### WHAT YOU NEED TO DO
I'd like every line from the material below that has "external" in it.

### RECORDS FOR THIS TASK
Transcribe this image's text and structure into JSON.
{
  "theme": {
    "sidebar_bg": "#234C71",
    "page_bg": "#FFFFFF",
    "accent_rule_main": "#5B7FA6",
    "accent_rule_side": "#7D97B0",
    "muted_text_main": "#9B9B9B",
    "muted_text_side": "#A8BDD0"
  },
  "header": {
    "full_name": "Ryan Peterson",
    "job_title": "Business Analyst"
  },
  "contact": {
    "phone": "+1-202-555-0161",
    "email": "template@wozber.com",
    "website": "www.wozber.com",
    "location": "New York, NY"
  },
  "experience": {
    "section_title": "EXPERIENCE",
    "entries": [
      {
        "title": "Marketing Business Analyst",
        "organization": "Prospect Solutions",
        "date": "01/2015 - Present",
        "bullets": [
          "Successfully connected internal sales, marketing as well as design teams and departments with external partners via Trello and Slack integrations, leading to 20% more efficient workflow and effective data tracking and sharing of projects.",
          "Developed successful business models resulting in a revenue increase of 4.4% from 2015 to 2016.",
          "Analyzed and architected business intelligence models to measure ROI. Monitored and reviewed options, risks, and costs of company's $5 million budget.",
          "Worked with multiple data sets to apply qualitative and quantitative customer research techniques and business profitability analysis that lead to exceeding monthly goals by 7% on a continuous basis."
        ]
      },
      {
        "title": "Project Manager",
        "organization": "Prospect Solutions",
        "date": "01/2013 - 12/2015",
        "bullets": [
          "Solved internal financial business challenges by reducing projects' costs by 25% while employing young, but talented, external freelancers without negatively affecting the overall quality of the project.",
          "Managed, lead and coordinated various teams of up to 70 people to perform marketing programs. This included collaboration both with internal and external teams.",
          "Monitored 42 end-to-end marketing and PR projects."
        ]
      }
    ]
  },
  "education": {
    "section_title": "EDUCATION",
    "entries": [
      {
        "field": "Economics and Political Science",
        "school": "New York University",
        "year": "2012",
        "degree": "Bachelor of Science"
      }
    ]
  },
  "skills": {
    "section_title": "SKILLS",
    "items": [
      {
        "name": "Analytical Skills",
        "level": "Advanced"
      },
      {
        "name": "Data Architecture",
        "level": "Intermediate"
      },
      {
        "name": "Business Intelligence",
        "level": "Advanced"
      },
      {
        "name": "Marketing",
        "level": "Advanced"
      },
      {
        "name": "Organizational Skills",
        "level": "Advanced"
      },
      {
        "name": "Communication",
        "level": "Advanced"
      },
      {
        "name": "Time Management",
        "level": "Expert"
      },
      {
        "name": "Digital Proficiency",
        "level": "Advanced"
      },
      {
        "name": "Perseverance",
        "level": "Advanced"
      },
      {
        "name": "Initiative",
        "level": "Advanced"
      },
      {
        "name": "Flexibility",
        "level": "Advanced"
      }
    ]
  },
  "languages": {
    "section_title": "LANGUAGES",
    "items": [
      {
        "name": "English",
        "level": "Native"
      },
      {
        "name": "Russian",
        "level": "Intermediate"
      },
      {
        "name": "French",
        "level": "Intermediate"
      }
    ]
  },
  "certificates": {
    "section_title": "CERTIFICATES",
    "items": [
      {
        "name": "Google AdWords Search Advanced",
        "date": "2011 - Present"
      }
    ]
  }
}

### FINISHED TASK
          "Successfully connected internal sales, marketing as well as design teams and departments with external partners via Trello and Slack integrations, leading to 20% more efficient workflow and effective data tracking and sharing of projects.",
          "Solved internal financial business challenges by reducing projects' costs by 25% while employing young, but talented, external freelancers without negatively affecting the overall quality of the project.",
          "Managed, lead and coordinated various teams of up to 70 people to perform marketing programs. This included collaboration both with internal and external teams.",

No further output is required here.